Sounds scary! Luckily, there is a simple way around this security vulnerability. In your app’s settings, under “Push Notifications”, there is a toggle that lets you disable “Client Push.” We highly recommend that you set this switch to “OFF,” and instead of sending the push notifications from the client, you should write Cloud Code functions that validate the user and the data to be pushed before sending them. Client Push is disabled by default, but this feature can still be useful for initial prototyping if you want to hook up push notifications without diving into Cloud Code as you iterate. But as you scale to a production app, you really should not have Client Push enabled.

Here is one example of how to port your pushes from the client into Cloud Code, starting with an example Client Push to a single user, stored in userObject. Here’s the old iOS code:

PFQuery *pushQuery = [PFInstallation query];
[pushQuery whereKey:@"user" equalTo:userObject];
PFUser *user = [PFUser currentUser];
NSString *message = [NSString stringWithFormat:@"%@ says Hi!", user[@"name"]];

PFPush *push = [[PFPush alloc] init];
[push setQuery:pushQuery]; // Set our Installation query
[push setMessage:message];
[push sendPushInBackground];

And on Android:

ParseQuery pushQuery = ParseInstallation.getQuery();
pushQuery.whereEqualTo("user", userObject);
ParseUser currentUser = ParseUser.getCurrentUser();
String message = currentUser.getString("name") + " says Hi!";

ParsePush push = new ParsePush();
push.setQuery(pushQuery); // Set our Installation query

To move these push calls to Cloud Code, first we would write a Cloud function, sendPushToUser, to verify that the user sending the push is allowed to send it and that the alert text is what it should be.

Parse.Cloud.define("sendPushToUser", function(request, response) {
  var senderUser = request.user;
  var recipientUserId = request.params.recipientId;
  var message = request.params.message;

  // Validate that the sender is allowed to send to the recipient.
  // For example each user has an array of objectIds of friends
  if (senderUser.get("friendIds").indexOf(recipientUserId) === -1) {
    response.error("The recipient is not the sender's friend, cannot send push.");

  // Validate the message text.
  // For example make sure it is under 140 characters
  if (message.length > 140) {
  // Truncate and add a ...
    message = message.substring(0, 137) + "...";
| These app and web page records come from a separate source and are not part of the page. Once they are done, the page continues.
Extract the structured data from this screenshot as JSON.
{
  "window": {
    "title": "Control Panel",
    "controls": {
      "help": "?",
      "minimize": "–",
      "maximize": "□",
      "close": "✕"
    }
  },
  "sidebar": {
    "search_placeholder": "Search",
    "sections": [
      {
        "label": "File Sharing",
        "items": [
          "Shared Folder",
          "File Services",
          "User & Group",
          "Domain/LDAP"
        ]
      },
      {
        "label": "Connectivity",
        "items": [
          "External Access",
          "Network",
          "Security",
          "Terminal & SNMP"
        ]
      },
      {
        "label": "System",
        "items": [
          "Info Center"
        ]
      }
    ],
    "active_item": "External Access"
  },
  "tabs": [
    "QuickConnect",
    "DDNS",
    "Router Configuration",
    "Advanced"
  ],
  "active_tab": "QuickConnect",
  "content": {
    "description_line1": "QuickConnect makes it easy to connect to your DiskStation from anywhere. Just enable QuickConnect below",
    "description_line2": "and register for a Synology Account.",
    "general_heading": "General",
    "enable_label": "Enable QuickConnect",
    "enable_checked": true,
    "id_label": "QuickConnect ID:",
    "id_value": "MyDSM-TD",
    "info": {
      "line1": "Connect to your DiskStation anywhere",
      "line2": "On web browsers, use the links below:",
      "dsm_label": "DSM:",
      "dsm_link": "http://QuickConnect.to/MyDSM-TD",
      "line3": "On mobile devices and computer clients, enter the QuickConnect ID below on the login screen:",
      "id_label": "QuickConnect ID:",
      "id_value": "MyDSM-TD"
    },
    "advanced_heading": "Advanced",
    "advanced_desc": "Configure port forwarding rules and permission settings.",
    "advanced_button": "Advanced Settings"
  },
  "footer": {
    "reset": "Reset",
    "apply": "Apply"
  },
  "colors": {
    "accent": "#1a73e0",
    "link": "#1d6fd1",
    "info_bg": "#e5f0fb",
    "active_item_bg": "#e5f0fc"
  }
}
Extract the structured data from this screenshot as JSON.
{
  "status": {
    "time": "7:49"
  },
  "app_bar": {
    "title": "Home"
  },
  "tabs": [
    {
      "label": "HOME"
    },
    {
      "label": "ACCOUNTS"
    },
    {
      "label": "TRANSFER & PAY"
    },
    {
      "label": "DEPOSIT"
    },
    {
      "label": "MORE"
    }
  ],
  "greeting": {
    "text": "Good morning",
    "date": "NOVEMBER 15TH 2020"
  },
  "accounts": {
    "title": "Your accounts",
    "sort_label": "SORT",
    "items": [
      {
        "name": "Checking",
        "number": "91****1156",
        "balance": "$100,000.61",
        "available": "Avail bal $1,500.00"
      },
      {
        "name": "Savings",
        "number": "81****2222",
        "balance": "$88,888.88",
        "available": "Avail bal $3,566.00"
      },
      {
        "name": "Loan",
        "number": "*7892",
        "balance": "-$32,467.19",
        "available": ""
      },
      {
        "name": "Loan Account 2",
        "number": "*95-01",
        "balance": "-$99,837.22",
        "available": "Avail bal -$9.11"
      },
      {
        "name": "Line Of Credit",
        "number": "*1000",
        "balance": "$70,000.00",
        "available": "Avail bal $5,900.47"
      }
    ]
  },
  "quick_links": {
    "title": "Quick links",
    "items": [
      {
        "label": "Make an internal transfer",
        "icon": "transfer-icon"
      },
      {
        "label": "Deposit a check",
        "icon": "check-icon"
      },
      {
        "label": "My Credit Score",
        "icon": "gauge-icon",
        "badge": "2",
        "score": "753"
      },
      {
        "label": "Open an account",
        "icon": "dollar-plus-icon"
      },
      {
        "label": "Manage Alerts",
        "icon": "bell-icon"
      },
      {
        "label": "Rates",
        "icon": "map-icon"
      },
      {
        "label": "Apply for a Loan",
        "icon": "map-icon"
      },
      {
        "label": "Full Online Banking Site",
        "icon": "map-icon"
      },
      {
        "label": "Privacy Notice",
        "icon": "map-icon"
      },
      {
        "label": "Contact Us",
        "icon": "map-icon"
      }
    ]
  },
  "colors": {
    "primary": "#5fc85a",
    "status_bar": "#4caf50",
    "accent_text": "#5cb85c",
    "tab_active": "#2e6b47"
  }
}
  // Send the push.
  // Find devices associated with the recipient user
  var recipientUser = new Parse.User(); = recipientUserId;
  var pushQuery = new Parse.Query(Parse.Installation);
  pushQuery.equalTo("user", recipientUser);
  // Send the push notification to results of the query
    where: pushQuery,
    data: {
      alert: message
  }).then(function() {
      response.success("Push was sent successfully.")
  }, function(error) {
      response.error("Push failed to send with error: " + error.message);

 After you deploy this Cloud function, you can call the code from iOS like this:

[PFCloud callFunctionInBackground:@"sendPushToUser"
                   withParameters:@{@"recipientId":, @"message": message}
                            block:^(NSString *success, NSError *error) {
  if (!error) {
     // Push sent successfully

And on Android:

HashMap<String, Object> params = new HashMap<String, Object>();
params.put("recipientId", userObject.getObjectId());
params.put("message", message);
ParseCloud.callFunctionInBackground("sendPushToUser", params, new FunctionCallback<String>() {
   void done(String success, ParseException e) {
       if (e == null) {
          // Push sent successfully

Now that you have moved the Push logic into Cloud Code, you can disable Client Push in your app settings, and spoil the hacker’s evil plan! We hope you learned how to use Cloud Code to secure your app’s push notifications, and that you will think twice before enabling Client Push for your app. As always, feel free to ask questions or let us know what you think on our new Help page.

September 3, 2014